Read the data below line by line and copy each one with "Change" in it.
Records for the task: Begin
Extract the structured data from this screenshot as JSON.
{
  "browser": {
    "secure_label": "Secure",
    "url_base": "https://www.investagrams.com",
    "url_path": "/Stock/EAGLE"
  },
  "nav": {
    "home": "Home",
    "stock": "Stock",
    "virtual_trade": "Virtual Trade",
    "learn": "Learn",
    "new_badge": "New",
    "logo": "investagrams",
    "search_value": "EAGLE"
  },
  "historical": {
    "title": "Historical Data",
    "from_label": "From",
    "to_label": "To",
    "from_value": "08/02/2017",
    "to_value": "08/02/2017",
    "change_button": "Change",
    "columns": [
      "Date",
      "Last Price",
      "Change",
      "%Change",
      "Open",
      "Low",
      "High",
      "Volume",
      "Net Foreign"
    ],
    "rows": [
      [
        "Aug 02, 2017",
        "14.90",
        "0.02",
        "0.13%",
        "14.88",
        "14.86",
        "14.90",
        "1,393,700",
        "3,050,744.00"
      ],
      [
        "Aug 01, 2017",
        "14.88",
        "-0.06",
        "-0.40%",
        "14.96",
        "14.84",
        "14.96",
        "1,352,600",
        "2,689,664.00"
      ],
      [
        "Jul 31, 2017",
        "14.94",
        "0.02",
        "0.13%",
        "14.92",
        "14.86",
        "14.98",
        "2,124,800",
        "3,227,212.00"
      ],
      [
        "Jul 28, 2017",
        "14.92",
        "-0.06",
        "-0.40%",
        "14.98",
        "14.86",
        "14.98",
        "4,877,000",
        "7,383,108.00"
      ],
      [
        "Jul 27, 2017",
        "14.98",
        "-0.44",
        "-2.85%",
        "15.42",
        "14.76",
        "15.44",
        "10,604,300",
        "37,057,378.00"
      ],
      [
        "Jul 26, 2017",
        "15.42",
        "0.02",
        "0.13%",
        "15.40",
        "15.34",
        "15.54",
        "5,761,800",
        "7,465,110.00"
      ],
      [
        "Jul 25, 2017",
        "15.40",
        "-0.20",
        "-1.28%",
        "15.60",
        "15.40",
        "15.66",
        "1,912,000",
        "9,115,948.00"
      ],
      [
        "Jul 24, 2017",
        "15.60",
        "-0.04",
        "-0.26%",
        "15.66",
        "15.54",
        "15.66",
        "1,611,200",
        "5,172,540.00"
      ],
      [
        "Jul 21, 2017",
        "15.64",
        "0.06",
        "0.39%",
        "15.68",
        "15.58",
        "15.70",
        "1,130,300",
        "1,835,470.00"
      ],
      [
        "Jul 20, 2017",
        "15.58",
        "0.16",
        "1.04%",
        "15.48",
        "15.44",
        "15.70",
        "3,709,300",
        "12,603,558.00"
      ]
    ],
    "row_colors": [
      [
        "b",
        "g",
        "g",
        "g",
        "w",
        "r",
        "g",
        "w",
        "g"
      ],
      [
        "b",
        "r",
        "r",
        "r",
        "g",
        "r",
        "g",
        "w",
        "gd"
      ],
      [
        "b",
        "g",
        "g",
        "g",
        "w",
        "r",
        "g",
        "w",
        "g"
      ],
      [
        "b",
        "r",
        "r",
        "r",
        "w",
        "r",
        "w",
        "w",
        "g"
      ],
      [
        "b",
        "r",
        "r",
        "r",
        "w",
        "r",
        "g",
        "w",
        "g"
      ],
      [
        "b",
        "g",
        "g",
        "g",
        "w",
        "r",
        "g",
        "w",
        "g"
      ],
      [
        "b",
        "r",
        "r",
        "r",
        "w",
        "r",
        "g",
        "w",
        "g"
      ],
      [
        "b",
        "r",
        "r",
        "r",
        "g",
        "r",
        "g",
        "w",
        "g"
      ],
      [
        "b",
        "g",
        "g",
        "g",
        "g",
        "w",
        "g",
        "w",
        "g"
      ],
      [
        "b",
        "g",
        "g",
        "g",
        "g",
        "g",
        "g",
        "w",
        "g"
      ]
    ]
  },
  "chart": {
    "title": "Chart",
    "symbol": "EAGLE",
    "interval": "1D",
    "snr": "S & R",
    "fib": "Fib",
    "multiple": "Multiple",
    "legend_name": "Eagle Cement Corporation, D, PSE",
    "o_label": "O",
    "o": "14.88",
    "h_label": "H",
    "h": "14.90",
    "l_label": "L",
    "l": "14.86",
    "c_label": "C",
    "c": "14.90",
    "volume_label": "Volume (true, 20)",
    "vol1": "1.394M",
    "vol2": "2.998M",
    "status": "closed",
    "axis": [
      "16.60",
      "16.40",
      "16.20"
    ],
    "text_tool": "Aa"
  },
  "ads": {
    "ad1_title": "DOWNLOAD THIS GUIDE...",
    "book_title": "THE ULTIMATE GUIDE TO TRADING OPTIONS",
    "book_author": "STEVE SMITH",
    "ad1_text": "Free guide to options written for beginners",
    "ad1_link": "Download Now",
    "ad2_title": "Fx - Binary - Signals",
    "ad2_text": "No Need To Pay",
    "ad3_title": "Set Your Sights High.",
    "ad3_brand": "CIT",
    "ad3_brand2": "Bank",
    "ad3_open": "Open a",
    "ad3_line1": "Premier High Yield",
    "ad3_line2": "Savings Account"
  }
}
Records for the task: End
- [Response box]
    "change_button": "Change",
      "Change",
      "%Change",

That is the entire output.